The semi-domestication of cats

21 06 2017

Nice article based on a new paper, with thanks to Jamie for this find.

Screenshot 2017-06-21 08.23.20

Bottom-watching: a sign of intelligence?

19 04 2017

Screenshot 2017-04-07 11.27.05

A couple of weeks ago the GTA Animal Cognition Reading Group met to discuss new work on mirror self-recognition, led by Noam Miller. Despite my love of this group I could not go due to piles of undone marking (going to Toronto can be a 3 hour round trip, sometimes more).

I did read the articles though: a nice compromise. A box by Sara Shettleworth, featuring her usual crisp logic, argued that mirror self-recognition is no more a sign of self-awareness than brachiation (or any task where an animal displays a fine appreciation of where all its bodyparts are).  And this was somewhat echoed by the main paper of focus: research in PNAS by Chang and colleagues, in which rhesus monkeys were trained to use mirrors.  This paper convincingly showed that monkeys can learn to understand that reflections are salient, and even that the image in it is somehow themselves. But since this only emerged through extensive training, it’s hard to know what (if anything) this really says about the abilities of other species: is some kind of intelligent self-awareness really revealed by using a mirror to inspect your bottom?

The cerebellum: not just about playing the piano

10 04 2017

The textbook view of the cerebellum used to be that it coordinates the production of skilled, rapid motor sequences. But in recent years its cognitive function have started to be elucidated (and living with a cat with cerebellar hypoplasia, I can definitively say it’s not just his coordination is off: Luke is the most strong-willed being I have ever met …); and now (Ok a few weeks ago) its role in reward learning and expectancy has finally been demonstrated in a study in Nature (see here for a write up).

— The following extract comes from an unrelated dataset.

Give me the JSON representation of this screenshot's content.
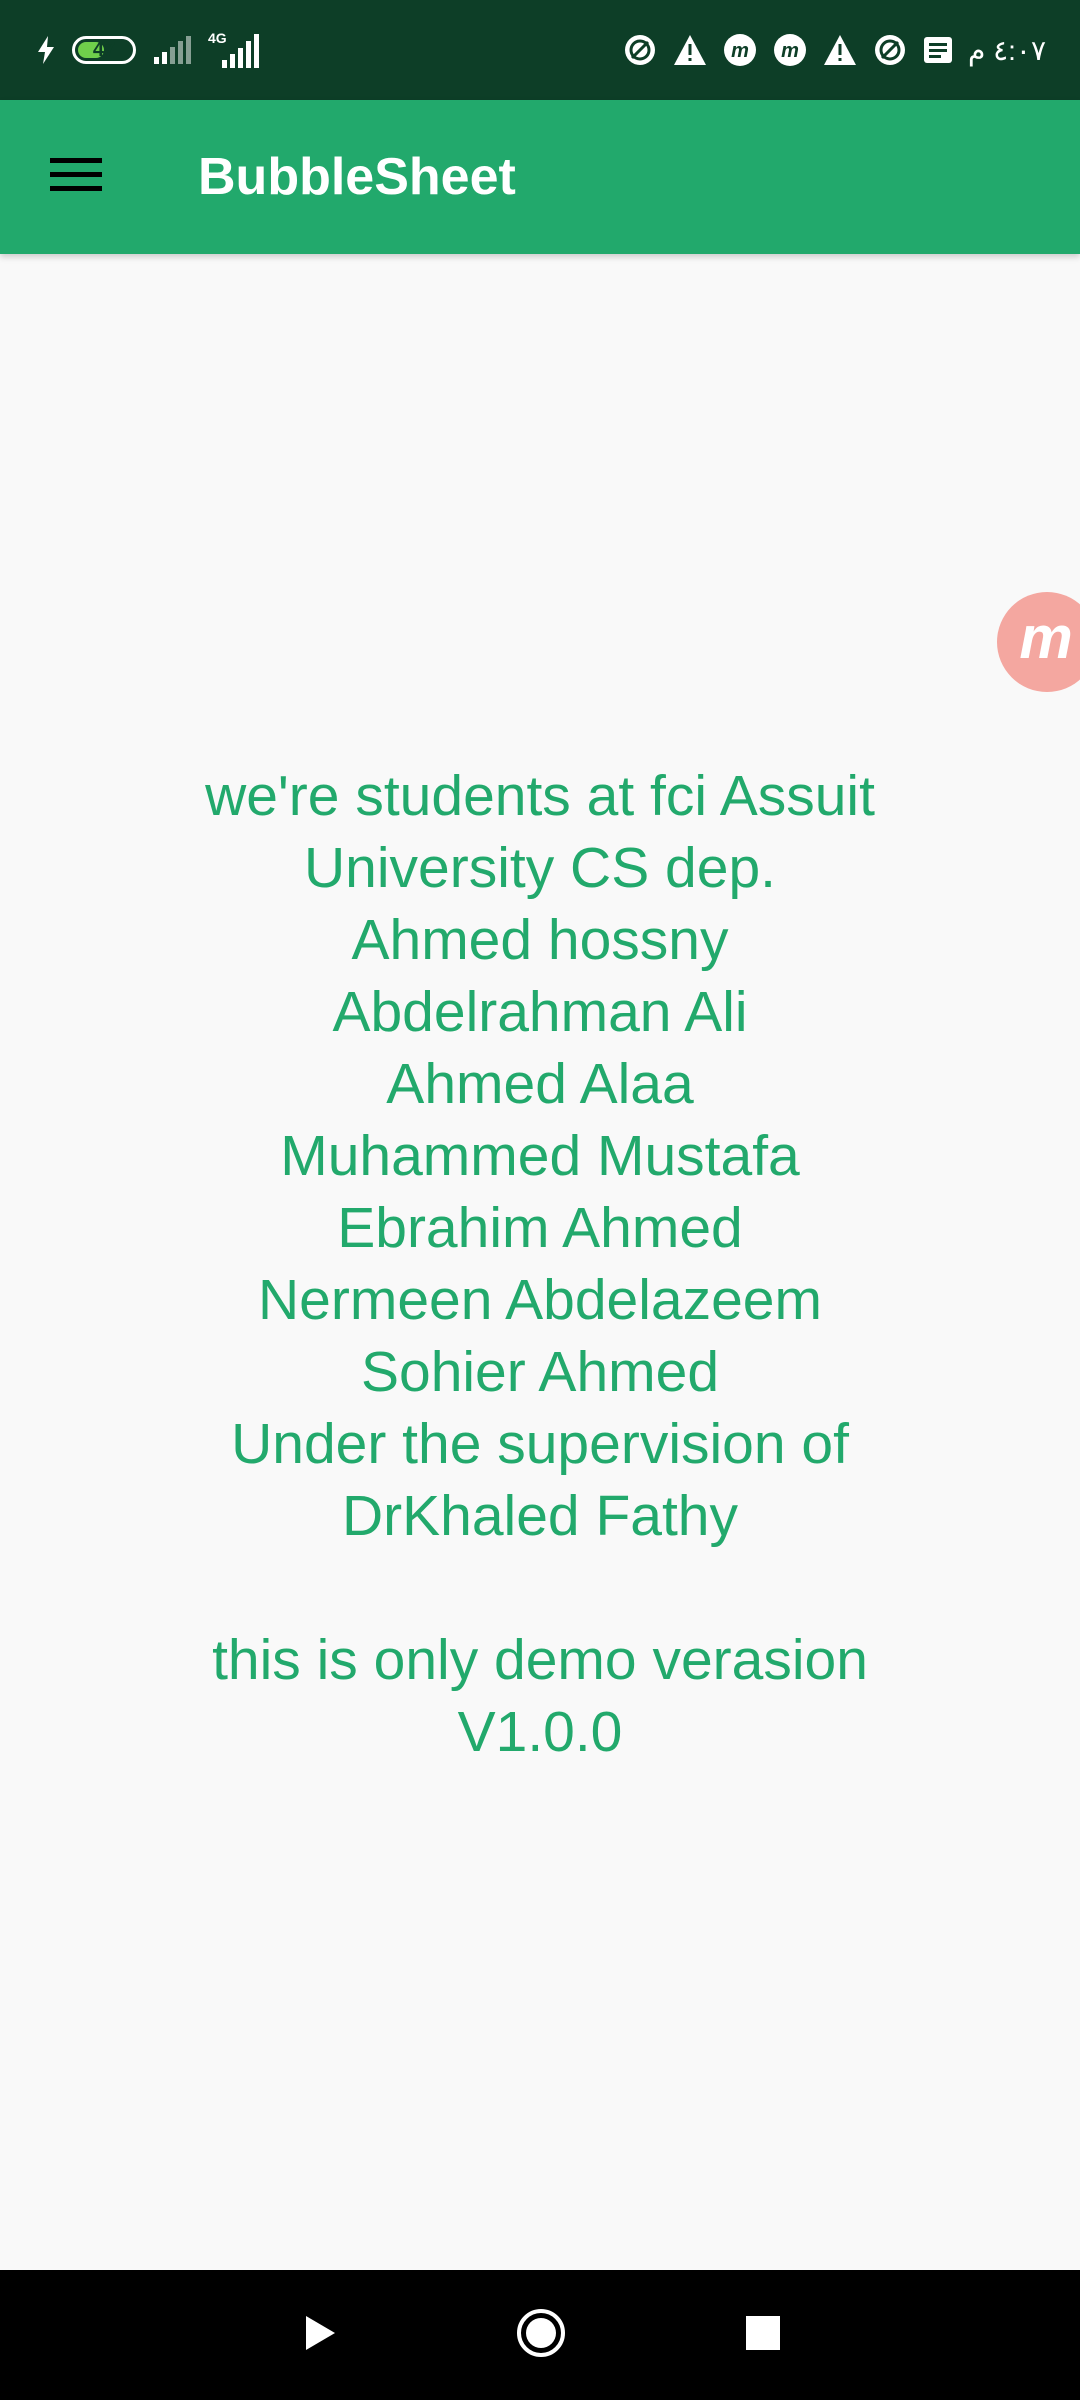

Screenshot 2017-04-10 19.22.05

Memories form in parallel in the brain

9 04 2017

Short-term and long-term memories are apparently created at the same time, not the former before the latter, reveals exciting new research in Science written up here and here.

Mice seek out amygdala activation

9 04 2017

OK only read the media coverage, but it seems as though mouse-controlled optogenetics have helped show that the amygdala is involved in reward, not just fear.

Cats like people

9 04 2017

Screenshot 2017-04-09 12.01.35As if we didn’t know that! A new study suggesting this in Behavioural Processes last week got a lot of media attention.

I need to read the paper though: from the abstract, it seems as though they might have used timebudgets across widely different behavioural categories as measures of relative preference (like this rather bad new cat study did) — something with absolutely no validity.  This’d be like arguing that because you spend much less time drinking or eating than you do sleeping, drinking and eating are much less important to your well-being than sleeping. (Dumb eh?)

New book on emotion

2 04 2017

Screenshot 2017-04-02 16.48.49

Lisa Feldman Barrett, a leading analyst of the dimensional view of affective states (and a powerhouse of fascinating research and publications), has a new book out, and it looks like a must read.

Ok so it got mixed reviews in the Globe & Mail, but she is as close as it comes to god in the world of emotions,  and it was very nicely covered in an interview in Radio Boston on the BBC World Service this morning.

In searching for the latter just now, I also stumbled across this great piece on lexical gaps and alien emotions: I just love these, not least as reminders of how little we may ever understand animals.

Screenshot 2017-04-02 16.40.03